== Segment start ==

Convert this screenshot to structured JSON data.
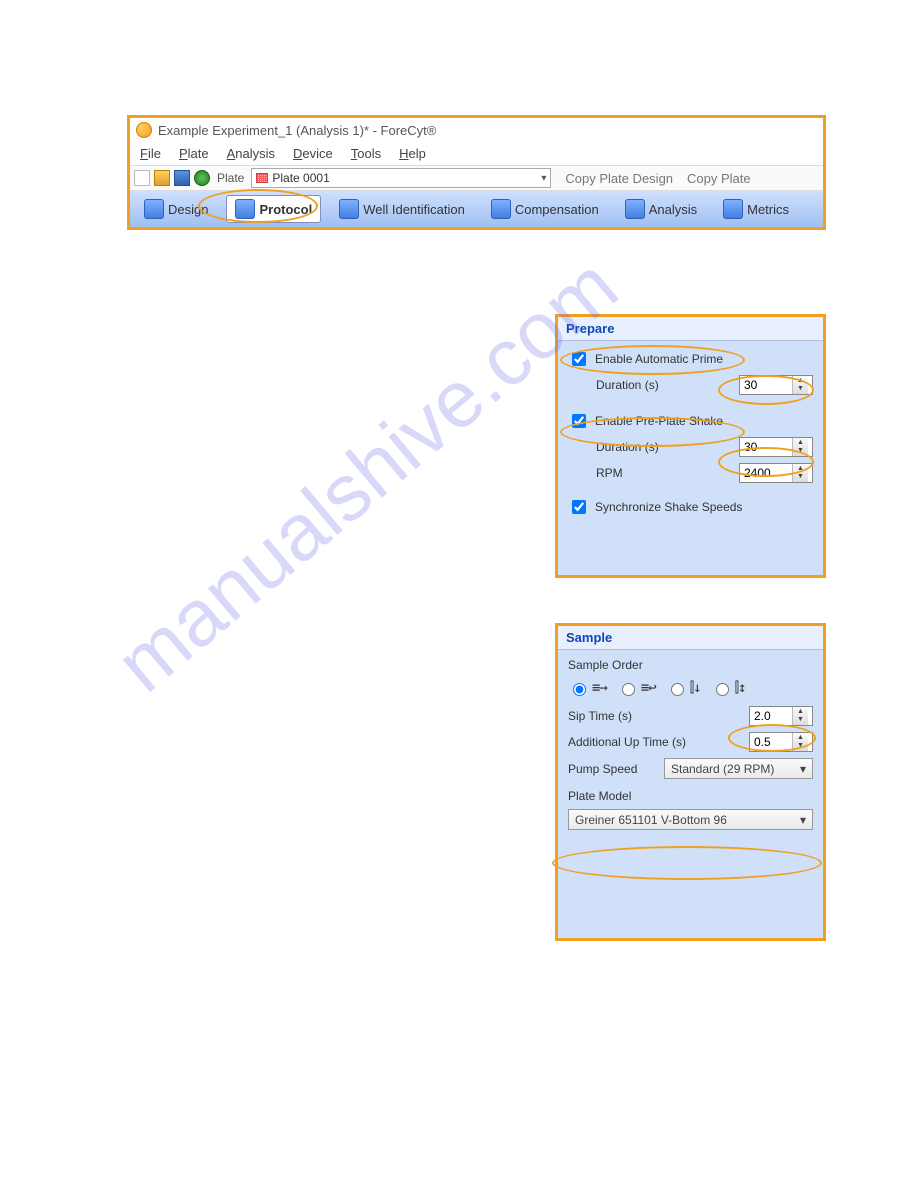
{
  "watermark": "manualshive.com",
  "window": {
    "title": "Example Experiment_1 (Analysis 1)* - ForeCyt®",
    "menu": {
      "file": "File",
      "plate": "Plate",
      "analysis": "Analysis",
      "device": "Device",
      "tools": "Tools",
      "help": "Help"
    },
    "plate_label": "Plate",
    "plate_combo": "Plate 0001",
    "copy_plate_design": "Copy Plate Design",
    "copy_plate": "Copy Plate",
    "tabs": {
      "design": "Design",
      "protocol": "Protocol",
      "well_id": "Well Identification",
      "compensation": "Compensation",
      "analysis": "Analysis",
      "metrics": "Metrics"
    }
  },
  "prepare": {
    "title": "Prepare",
    "auto_prime": "Enable Automatic Prime",
    "duration_label": "Duration (s)",
    "prime_duration": "30",
    "pre_plate_shake": "Enable Pre-Plate Shake",
    "shake_duration": "30",
    "rpm_label": "RPM",
    "rpm": "2400",
    "sync": "Synchronize Shake Speeds"
  },
  "sample": {
    "title": "Sample",
    "order_label": "Sample Order",
    "sip_label": "Sip Time (s)",
    "sip_value": "2.0",
    "addl_up_label": "Additional Up Time (s)",
    "addl_up_value": "0.5",
    "pump_label": "Pump Speed",
    "pump_value": "Standard (29 RPM)",
    "plate_model_label": "Plate Model",
    "plate_model_value": "Greiner 651101 V-Bottom 96"
  }
}
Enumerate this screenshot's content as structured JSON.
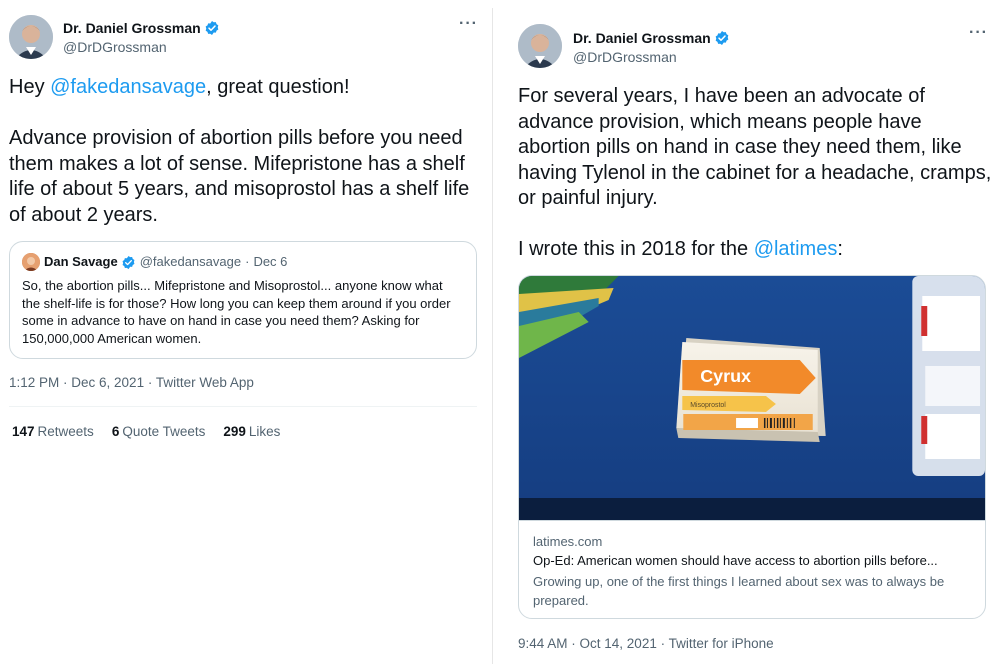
{
  "left_tweet": {
    "author": {
      "display_name": "Dr. Daniel Grossman",
      "handle": "@DrDGrossman",
      "verified": true
    },
    "more_icon": "more-horizontal-icon",
    "text": {
      "greeting": "Hey ",
      "mention": "@fakedansavage",
      "greeting_rest": ", great question!",
      "paragraph": "Advance provision of abortion pills before you need them makes a lot of sense. Mifepristone has a shelf life of about 5 years, and misoprostol has a shelf life of about 2 years."
    },
    "quoted_tweet": {
      "display_name": "Dan Savage",
      "handle": "@fakedansavage",
      "separator": "·",
      "date": "Dec 6",
      "text": "So, the abortion pills... Mifepristone and Misoprostol... anyone know what the shelf-life is for those? How long you can keep them around if you order some in advance to have on hand in case you need them? Asking for 150,000,000 American women."
    },
    "timestamp": "1:12 PM · Dec 6, 2021 · Twitter Web App",
    "stats": {
      "retweets_count": "147",
      "retweets_label": "Retweets",
      "quotes_count": "6",
      "quotes_label": "Quote Tweets",
      "likes_count": "299",
      "likes_label": "Likes"
    }
  },
  "right_tweet": {
    "author": {
      "display_name": "Dr. Daniel Grossman",
      "handle": "@DrDGrossman",
      "verified": true
    },
    "more_icon": "more-horizontal-icon",
    "text": {
      "paragraph1": "For several years, I have been an advocate of advance provision, which means people have abortion pills on hand in case they need them, like having Tylenol in the cabinet for a headache, cramps, or painful injury.",
      "paragraph2_prefix": "I wrote this in 2018 for the ",
      "mention": "@latimes",
      "paragraph2_suffix": ":"
    },
    "link_card": {
      "image_brand": "Cyrux",
      "image_subtext": "Misoprostol",
      "domain": "latimes.com",
      "title": "Op-Ed: American women should have access to abortion pills before...",
      "description": "Growing up, one of the first things I learned about sex was to always be prepared."
    },
    "timestamp": "9:44 AM · Oct 14, 2021 · Twitter for iPhone"
  },
  "colors": {
    "accent": "#1d9bf0",
    "secondary_text": "#536471",
    "border": "#cfd9de"
  }
}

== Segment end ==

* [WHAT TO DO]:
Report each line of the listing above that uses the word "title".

* [YOUR RESPONSE]:
    "title": "Example Experiment_1 (Analysis 1)* - ForeCyt®",
    "title": "Prepare",
    "title": "Sample",
      "title": "Op-Ed: American women should have access to abortion pills before...",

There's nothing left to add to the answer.